■ **Material to process**:
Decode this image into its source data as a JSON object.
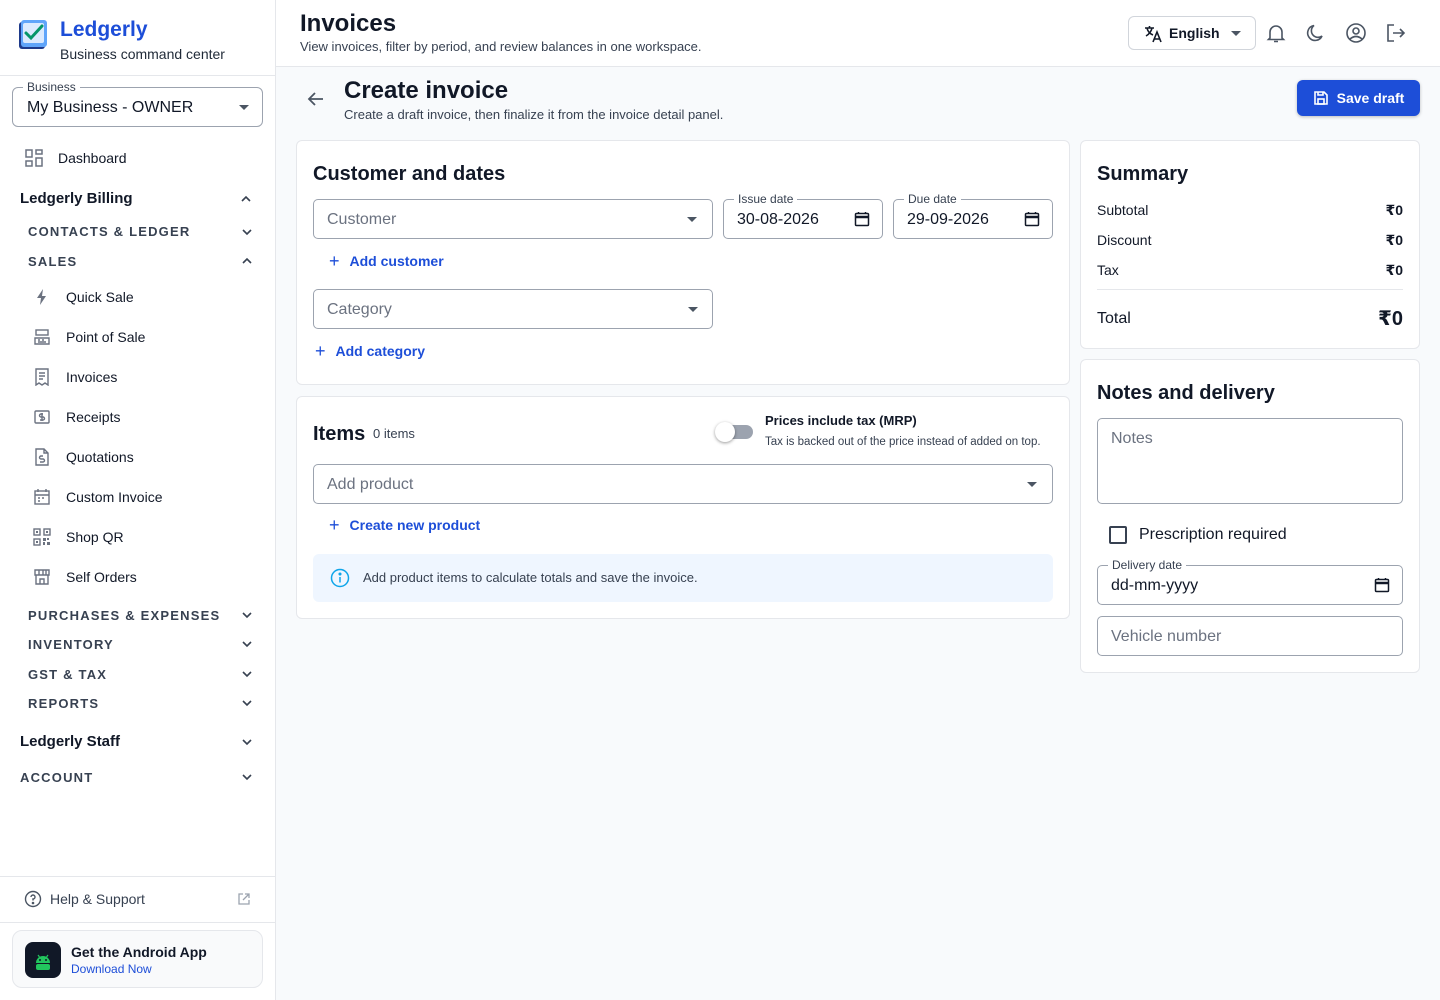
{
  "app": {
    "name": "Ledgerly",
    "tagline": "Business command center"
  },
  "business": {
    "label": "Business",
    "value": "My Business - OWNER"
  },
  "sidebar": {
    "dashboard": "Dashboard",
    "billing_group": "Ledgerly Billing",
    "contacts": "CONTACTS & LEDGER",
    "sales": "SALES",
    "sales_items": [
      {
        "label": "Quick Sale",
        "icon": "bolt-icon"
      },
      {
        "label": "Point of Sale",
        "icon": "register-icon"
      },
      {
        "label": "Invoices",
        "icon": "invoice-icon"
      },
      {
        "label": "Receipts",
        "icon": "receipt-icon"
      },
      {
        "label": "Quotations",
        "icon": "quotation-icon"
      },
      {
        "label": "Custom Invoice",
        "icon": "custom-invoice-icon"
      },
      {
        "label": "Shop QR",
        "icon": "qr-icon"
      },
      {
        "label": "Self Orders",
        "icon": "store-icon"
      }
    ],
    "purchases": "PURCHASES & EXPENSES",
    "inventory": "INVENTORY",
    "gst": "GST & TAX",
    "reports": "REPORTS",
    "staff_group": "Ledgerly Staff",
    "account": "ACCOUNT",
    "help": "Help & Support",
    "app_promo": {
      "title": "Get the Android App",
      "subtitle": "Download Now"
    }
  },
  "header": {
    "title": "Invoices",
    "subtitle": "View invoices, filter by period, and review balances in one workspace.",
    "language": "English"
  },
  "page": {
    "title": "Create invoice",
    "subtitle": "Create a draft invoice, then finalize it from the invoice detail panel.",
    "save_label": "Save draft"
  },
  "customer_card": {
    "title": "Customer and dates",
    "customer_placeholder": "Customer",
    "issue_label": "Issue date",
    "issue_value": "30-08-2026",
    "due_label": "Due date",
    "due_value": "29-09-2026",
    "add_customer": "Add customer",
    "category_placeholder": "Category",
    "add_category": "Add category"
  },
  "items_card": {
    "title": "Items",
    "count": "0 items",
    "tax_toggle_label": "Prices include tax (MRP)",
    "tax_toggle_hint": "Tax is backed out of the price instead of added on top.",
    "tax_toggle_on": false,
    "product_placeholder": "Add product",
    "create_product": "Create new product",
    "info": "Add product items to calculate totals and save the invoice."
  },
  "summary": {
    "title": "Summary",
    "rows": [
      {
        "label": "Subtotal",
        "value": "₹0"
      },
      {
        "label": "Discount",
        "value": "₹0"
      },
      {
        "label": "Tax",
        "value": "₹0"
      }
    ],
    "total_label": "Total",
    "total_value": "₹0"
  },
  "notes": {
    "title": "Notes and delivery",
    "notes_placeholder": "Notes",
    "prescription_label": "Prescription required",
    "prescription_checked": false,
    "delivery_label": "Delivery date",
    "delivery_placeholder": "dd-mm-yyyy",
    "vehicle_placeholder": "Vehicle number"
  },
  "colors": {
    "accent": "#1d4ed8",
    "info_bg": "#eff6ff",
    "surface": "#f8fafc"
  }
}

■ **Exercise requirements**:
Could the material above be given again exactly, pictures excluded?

■ **Expected answer**:
Decode this image into its source data as a JSON object.
{
  "app": {
    "name": "Ledgerly",
    "tagline": "Business command center"
  },
  "business": {
    "label": "Business",
    "value": "My Business - OWNER"
  },
  "sidebar": {
    "dashboard": "Dashboard",
    "billing_group": "Ledgerly Billing",
    "contacts": "CONTACTS & LEDGER",
    "sales": "SALES",
    "sales_items": [
      {
        "label": "Quick Sale",
        "icon": "bolt-icon"
      },
      {
        "label": "Point of Sale",
        "icon": "register-icon"
      },
      {
        "label": "Invoices",
        "icon": "invoice-icon"
      },
      {
        "label": "Receipts",
        "icon": "receipt-icon"
      },
      {
        "label": "Quotations",
        "icon": "quotation-icon"
      },
      {
        "label": "Custom Invoice",
        "icon": "custom-invoice-icon"
      },
      {
        "label": "Shop QR",
        "icon": "qr-icon"
      },
      {
        "label": "Self Orders",
        "icon": "store-icon"
      }
    ],
    "purchases": "PURCHASES & EXPENSES",
    "inventory": "INVENTORY",
    "gst": "GST & TAX",
    "reports": "REPORTS",
    "staff_group": "Ledgerly Staff",
    "account": "ACCOUNT",
    "help": "Help & Support",
    "app_promo": {
      "title": "Get the Android App",
      "subtitle": "Download Now"
    }
  },
  "header": {
    "title": "Invoices",
    "subtitle": "View invoices, filter by period, and review balances in one workspace.",
    "language": "English"
  },
  "page": {
    "title": "Create invoice",
    "subtitle": "Create a draft invoice, then finalize it from the invoice detail panel.",
    "save_label": "Save draft"
  },
  "customer_card": {
    "title": "Customer and dates",
    "customer_placeholder": "Customer",
    "issue_label": "Issue date",
    "issue_value": "30-08-2026",
    "due_label": "Due date",
    "due_value": "29-09-2026",
    "add_customer": "Add customer",
    "category_placeholder": "Category",
    "add_category": "Add category"
  },
  "items_card": {
    "title": "Items",
    "count": "0 items",
    "tax_toggle_label": "Prices include tax (MRP)",
    "tax_toggle_hint": "Tax is backed out of the price instead of added on top.",
    "tax_toggle_on": false,
    "product_placeholder": "Add product",
    "create_product": "Create new product",
    "info": "Add product items to calculate totals and save the invoice."
  },
  "summary": {
    "title": "Summary",
    "rows": [
      {
        "label": "Subtotal",
        "value": "₹0"
      },
      {
        "label": "Discount",
        "value": "₹0"
      },
      {
        "label": "Tax",
        "value": "₹0"
      }
    ],
    "total_label": "Total",
    "total_value": "₹0"
  },
  "notes": {
    "title": "Notes and delivery",
    "notes_placeholder": "Notes",
    "prescription_label": "Prescription required",
    "prescription_checked": false,
    "delivery_label": "Delivery date",
    "delivery_placeholder": "dd-mm-yyyy",
    "vehicle_placeholder": "Vehicle number"
  },
  "colors": {
    "accent": "#1d4ed8",
    "info_bg": "#eff6ff",
    "surface": "#f8fafc"
  }
}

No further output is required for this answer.